UNDERSTANDING CONSUMER RESPONSES’ TO CORPORATE SOCIAL RESPONSIBILITY ADVERTISING MESSAGES
This research explores how corporate social responsibility (CSR) and women’s empowerment messages for luxury brands can be effectively and persuasively integrated into advertising messages using the context of jewelry advertising. For this program of research, two studies were conducted: a content analysis and in-depth interviews with jewelry consumers. The content analysis of 187 jewelry advertisements examined how jewelry ads communicate with consumers and found that jewelry advertising is traditional, aspirational, and non-discrepant. Furthermore, jewelry advertising’s use of CSR messages is almost non-existent (<3%). Prior research suggests that CSR messages, which includes the use of female empowerment messages, could act as a functional alibi for consumers who feel guilty about indulging in extravagant goods. Therefore, study 2 sought to understand how these CSR messages can be incorporated into advertising for jewelry and luxury goods. Using a qualitative inquiry, a Luxury Goods CSR Marketing Model was developed based on interviews with 20 consumer informants. The model and findings suggest that jewelry consumption requires an internal or external push. An external push is something extraneous to the brand such as a consumer seeking to celebrate a milestone or accomplishment, whereas an internal push can be delivered through the marketing strategy. An internal push can come through direct or indirect pathways, including CSR advertising messages which can include references to ethical sourcing, care and quality, diversity, and company values.

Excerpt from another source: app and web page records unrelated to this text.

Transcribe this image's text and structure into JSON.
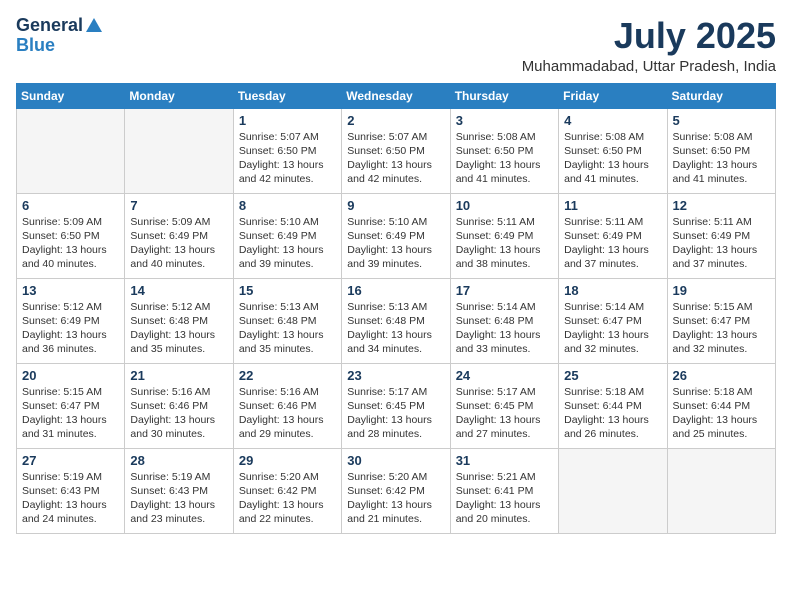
{
  "header": {
    "logo_general": "General",
    "logo_blue": "Blue",
    "month_year": "July 2025",
    "location": "Muhammadabad, Uttar Pradesh, India"
  },
  "days_of_week": [
    "Sunday",
    "Monday",
    "Tuesday",
    "Wednesday",
    "Thursday",
    "Friday",
    "Saturday"
  ],
  "weeks": [
    [
      {
        "day": "",
        "info": ""
      },
      {
        "day": "",
        "info": ""
      },
      {
        "day": "1",
        "info": "Sunrise: 5:07 AM\nSunset: 6:50 PM\nDaylight: 13 hours\nand 42 minutes."
      },
      {
        "day": "2",
        "info": "Sunrise: 5:07 AM\nSunset: 6:50 PM\nDaylight: 13 hours\nand 42 minutes."
      },
      {
        "day": "3",
        "info": "Sunrise: 5:08 AM\nSunset: 6:50 PM\nDaylight: 13 hours\nand 41 minutes."
      },
      {
        "day": "4",
        "info": "Sunrise: 5:08 AM\nSunset: 6:50 PM\nDaylight: 13 hours\nand 41 minutes."
      },
      {
        "day": "5",
        "info": "Sunrise: 5:08 AM\nSunset: 6:50 PM\nDaylight: 13 hours\nand 41 minutes."
      }
    ],
    [
      {
        "day": "6",
        "info": "Sunrise: 5:09 AM\nSunset: 6:50 PM\nDaylight: 13 hours\nand 40 minutes."
      },
      {
        "day": "7",
        "info": "Sunrise: 5:09 AM\nSunset: 6:49 PM\nDaylight: 13 hours\nand 40 minutes."
      },
      {
        "day": "8",
        "info": "Sunrise: 5:10 AM\nSunset: 6:49 PM\nDaylight: 13 hours\nand 39 minutes."
      },
      {
        "day": "9",
        "info": "Sunrise: 5:10 AM\nSunset: 6:49 PM\nDaylight: 13 hours\nand 39 minutes."
      },
      {
        "day": "10",
        "info": "Sunrise: 5:11 AM\nSunset: 6:49 PM\nDaylight: 13 hours\nand 38 minutes."
      },
      {
        "day": "11",
        "info": "Sunrise: 5:11 AM\nSunset: 6:49 PM\nDaylight: 13 hours\nand 37 minutes."
      },
      {
        "day": "12",
        "info": "Sunrise: 5:11 AM\nSunset: 6:49 PM\nDaylight: 13 hours\nand 37 minutes."
      }
    ],
    [
      {
        "day": "13",
        "info": "Sunrise: 5:12 AM\nSunset: 6:49 PM\nDaylight: 13 hours\nand 36 minutes."
      },
      {
        "day": "14",
        "info": "Sunrise: 5:12 AM\nSunset: 6:48 PM\nDaylight: 13 hours\nand 35 minutes."
      },
      {
        "day": "15",
        "info": "Sunrise: 5:13 AM\nSunset: 6:48 PM\nDaylight: 13 hours\nand 35 minutes."
      },
      {
        "day": "16",
        "info": "Sunrise: 5:13 AM\nSunset: 6:48 PM\nDaylight: 13 hours\nand 34 minutes."
      },
      {
        "day": "17",
        "info": "Sunrise: 5:14 AM\nSunset: 6:48 PM\nDaylight: 13 hours\nand 33 minutes."
      },
      {
        "day": "18",
        "info": "Sunrise: 5:14 AM\nSunset: 6:47 PM\nDaylight: 13 hours\nand 32 minutes."
      },
      {
        "day": "19",
        "info": "Sunrise: 5:15 AM\nSunset: 6:47 PM\nDaylight: 13 hours\nand 32 minutes."
      }
    ],
    [
      {
        "day": "20",
        "info": "Sunrise: 5:15 AM\nSunset: 6:47 PM\nDaylight: 13 hours\nand 31 minutes."
      },
      {
        "day": "21",
        "info": "Sunrise: 5:16 AM\nSunset: 6:46 PM\nDaylight: 13 hours\nand 30 minutes."
      },
      {
        "day": "22",
        "info": "Sunrise: 5:16 AM\nSunset: 6:46 PM\nDaylight: 13 hours\nand 29 minutes."
      },
      {
        "day": "23",
        "info": "Sunrise: 5:17 AM\nSunset: 6:45 PM\nDaylight: 13 hours\nand 28 minutes."
      },
      {
        "day": "24",
        "info": "Sunrise: 5:17 AM\nSunset: 6:45 PM\nDaylight: 13 hours\nand 27 minutes."
      },
      {
        "day": "25",
        "info": "Sunrise: 5:18 AM\nSunset: 6:44 PM\nDaylight: 13 hours\nand 26 minutes."
      },
      {
        "day": "26",
        "info": "Sunrise: 5:18 AM\nSunset: 6:44 PM\nDaylight: 13 hours\nand 25 minutes."
      }
    ],
    [
      {
        "day": "27",
        "info": "Sunrise: 5:19 AM\nSunset: 6:43 PM\nDaylight: 13 hours\nand 24 minutes."
      },
      {
        "day": "28",
        "info": "Sunrise: 5:19 AM\nSunset: 6:43 PM\nDaylight: 13 hours\nand 23 minutes."
      },
      {
        "day": "29",
        "info": "Sunrise: 5:20 AM\nSunset: 6:42 PM\nDaylight: 13 hours\nand 22 minutes."
      },
      {
        "day": "30",
        "info": "Sunrise: 5:20 AM\nSunset: 6:42 PM\nDaylight: 13 hours\nand 21 minutes."
      },
      {
        "day": "31",
        "info": "Sunrise: 5:21 AM\nSunset: 6:41 PM\nDaylight: 13 hours\nand 20 minutes."
      },
      {
        "day": "",
        "info": ""
      },
      {
        "day": "",
        "info": ""
      }
    ]
  ]
}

The findings of the research contribute to the understanding of the role of advertising in the purchase of luxury goods and provides managerial implications for luxury retailers who are seeking to communicate a pro-social purpose in their advertising.
advertising, corporate social responsibility (CSR)
Master of Science (M.Sc.)
Edwards School of Business